Ostriches have powerful legs to run, monarch butterflies blend with their surroundings, armadillos play dead and springboks jump to intimidate their attackers.
Those were some of the lessons that the West Jefferson Elementary School fourth graders explained during the culmination of a module about animals’ defenses against predators. They presented their findings at a recent exhibition for parents.
Students have spent the past few months researching and writing about the animals, including a creative story that showed how the animals defended themselves against predators. Then the students in Rob Cooper’s and Charity Witherell’s classes worked together to paint murals depicting their animals without their teachers’ guidance.
The vast amount of work the students put into their papers, presentations and murals was evident, and parents listened intently as their students taught them about animals’ defense strategies.
After the presentations, parents said the module allowed their children to write both factual reports and creative stories, collaborate with others, and work on speaking in public — all important skills that will aid them later in life.
Fourth grader Lyla Marras said she enjoyed learning about armadillos, especially writing both the essay and story, while fourth grader Brylan Hogzett called the springbok he studied “awesome,” noting that he knew little about the animal until researching it for the project. He explained that springboks jump about two meters in the air—called pronking—to intimidate predators.
Witherell said the animal-defense unit is a yearly experience for students, though the murals were added this year.
Fourth grader Ellie Combs wrote about Olive the ostrich, who was looking for some delicious food when Claire the cheetah began stalking her. Ellie explained that Olive had two choices, hiding or running away, and she asked the audience to choose which would be a better strategy. Based on the audience’s response, Olive ran and Claire gave chase, but Olive had more endurance, so she could run a longer distance.
Fourth grader Sawyer Jensen wrote about Tyreek the springbok, who was happily drinking water from a lake when Bo the cheetah came by, hoping for a tasty meal. Tyreek started jumping “like a bunny,” so Bo gave up and left to find other food.

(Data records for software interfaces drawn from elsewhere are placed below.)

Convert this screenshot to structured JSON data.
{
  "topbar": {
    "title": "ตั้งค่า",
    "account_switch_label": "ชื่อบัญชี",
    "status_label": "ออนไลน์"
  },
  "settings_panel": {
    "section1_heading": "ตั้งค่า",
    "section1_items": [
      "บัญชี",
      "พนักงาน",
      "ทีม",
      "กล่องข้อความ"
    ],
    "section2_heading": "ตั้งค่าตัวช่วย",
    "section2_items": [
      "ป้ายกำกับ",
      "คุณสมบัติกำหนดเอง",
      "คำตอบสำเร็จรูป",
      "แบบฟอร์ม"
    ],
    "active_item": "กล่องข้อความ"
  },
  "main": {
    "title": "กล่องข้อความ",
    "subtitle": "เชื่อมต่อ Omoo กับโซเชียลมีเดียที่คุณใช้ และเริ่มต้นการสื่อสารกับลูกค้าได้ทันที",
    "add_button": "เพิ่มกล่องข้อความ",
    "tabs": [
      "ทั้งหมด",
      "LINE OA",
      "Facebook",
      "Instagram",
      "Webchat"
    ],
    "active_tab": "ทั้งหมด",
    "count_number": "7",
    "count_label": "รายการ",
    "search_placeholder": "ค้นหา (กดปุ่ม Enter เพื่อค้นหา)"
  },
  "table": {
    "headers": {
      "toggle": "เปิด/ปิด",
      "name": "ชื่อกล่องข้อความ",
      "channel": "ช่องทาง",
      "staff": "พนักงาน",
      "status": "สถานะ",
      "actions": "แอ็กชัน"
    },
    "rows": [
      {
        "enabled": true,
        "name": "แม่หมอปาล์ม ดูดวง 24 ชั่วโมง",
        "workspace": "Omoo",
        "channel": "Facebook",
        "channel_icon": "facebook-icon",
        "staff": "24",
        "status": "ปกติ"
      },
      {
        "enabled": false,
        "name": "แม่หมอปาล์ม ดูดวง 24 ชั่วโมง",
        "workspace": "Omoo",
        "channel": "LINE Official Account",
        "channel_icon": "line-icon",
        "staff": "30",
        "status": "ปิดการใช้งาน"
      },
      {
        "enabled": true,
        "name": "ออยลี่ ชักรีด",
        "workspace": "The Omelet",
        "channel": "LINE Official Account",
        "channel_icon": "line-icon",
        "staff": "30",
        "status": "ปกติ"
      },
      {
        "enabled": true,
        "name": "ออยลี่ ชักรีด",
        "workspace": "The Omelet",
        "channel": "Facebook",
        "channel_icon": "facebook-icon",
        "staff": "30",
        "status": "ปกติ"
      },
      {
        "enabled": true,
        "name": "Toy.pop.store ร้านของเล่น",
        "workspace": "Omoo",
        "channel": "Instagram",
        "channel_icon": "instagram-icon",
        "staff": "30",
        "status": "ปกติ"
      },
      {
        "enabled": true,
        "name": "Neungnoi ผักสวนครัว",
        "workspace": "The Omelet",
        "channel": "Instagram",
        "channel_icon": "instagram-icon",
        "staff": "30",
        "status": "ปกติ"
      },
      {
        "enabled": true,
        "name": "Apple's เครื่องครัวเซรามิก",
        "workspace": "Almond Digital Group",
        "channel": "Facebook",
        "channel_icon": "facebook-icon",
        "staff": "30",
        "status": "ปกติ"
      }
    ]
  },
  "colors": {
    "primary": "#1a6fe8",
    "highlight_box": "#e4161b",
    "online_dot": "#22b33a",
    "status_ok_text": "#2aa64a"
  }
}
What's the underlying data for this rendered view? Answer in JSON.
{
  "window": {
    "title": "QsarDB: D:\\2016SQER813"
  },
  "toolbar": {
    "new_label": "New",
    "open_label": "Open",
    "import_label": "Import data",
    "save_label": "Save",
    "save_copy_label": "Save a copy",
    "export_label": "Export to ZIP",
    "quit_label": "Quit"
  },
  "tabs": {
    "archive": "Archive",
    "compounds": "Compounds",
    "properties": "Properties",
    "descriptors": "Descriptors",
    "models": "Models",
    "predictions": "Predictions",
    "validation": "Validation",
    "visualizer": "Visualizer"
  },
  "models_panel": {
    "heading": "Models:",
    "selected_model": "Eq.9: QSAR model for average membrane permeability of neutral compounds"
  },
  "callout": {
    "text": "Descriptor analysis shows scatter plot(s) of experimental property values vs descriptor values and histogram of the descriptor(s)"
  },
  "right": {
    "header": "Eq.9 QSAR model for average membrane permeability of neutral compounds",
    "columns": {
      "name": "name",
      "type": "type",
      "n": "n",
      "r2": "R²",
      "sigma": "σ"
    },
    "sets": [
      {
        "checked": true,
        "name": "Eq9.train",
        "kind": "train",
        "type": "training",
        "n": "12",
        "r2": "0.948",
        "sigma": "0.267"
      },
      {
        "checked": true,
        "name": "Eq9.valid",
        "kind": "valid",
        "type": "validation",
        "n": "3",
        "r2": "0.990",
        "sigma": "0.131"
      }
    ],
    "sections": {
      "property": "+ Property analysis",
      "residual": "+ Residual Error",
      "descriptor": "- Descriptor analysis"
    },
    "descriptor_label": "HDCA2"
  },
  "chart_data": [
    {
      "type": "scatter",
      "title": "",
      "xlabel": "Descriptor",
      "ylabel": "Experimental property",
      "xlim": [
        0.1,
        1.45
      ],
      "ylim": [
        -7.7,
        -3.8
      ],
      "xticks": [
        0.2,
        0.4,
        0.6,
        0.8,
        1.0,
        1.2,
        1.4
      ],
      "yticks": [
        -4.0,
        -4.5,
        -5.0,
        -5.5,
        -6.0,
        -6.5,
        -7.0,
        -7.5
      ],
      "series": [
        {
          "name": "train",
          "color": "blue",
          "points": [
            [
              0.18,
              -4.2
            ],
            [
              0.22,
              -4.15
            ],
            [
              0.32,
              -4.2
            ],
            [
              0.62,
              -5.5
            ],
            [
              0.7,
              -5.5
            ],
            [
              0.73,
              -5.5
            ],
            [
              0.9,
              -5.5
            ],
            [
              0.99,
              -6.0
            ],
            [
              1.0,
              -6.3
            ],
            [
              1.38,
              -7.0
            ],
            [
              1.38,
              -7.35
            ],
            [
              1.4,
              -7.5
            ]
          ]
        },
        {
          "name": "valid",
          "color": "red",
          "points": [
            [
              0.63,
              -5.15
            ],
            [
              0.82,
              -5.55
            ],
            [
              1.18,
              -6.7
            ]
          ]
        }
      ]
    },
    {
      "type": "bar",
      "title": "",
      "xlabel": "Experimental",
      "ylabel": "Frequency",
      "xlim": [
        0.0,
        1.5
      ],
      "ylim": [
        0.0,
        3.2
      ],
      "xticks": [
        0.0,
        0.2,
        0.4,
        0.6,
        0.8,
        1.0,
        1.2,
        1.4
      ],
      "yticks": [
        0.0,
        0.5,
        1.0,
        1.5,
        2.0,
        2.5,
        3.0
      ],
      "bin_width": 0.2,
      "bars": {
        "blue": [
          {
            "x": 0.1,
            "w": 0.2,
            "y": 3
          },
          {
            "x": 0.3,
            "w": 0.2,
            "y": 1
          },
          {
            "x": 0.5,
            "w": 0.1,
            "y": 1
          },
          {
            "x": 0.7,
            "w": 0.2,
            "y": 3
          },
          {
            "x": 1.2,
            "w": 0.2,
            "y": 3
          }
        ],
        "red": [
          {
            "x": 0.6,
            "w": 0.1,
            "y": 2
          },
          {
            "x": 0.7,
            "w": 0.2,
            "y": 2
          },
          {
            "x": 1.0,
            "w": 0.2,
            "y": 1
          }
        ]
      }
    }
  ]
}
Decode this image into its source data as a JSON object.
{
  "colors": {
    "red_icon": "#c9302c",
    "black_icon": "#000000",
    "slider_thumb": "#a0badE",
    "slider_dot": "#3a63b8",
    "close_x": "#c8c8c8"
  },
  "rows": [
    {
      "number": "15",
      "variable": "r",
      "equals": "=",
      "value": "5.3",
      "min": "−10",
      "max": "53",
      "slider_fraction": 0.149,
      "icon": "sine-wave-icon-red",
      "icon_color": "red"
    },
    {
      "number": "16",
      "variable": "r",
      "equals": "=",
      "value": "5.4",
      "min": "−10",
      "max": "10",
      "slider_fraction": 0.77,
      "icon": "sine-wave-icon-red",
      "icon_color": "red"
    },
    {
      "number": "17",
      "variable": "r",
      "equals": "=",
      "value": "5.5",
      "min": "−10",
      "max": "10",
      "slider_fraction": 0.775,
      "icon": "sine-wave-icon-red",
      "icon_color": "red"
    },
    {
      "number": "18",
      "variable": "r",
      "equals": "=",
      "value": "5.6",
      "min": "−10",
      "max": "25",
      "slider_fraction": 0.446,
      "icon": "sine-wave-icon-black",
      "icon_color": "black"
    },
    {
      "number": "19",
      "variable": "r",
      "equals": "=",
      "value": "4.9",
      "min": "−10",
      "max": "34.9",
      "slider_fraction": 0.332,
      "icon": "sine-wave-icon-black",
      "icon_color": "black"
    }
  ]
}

Witherell told parents about the writing portion of the module: “They were very creative, using a lot of descriptive language. Each student is sharing from the author’s chair (to read from their work). It means so much to them and to us as well that you came here for the presentations.”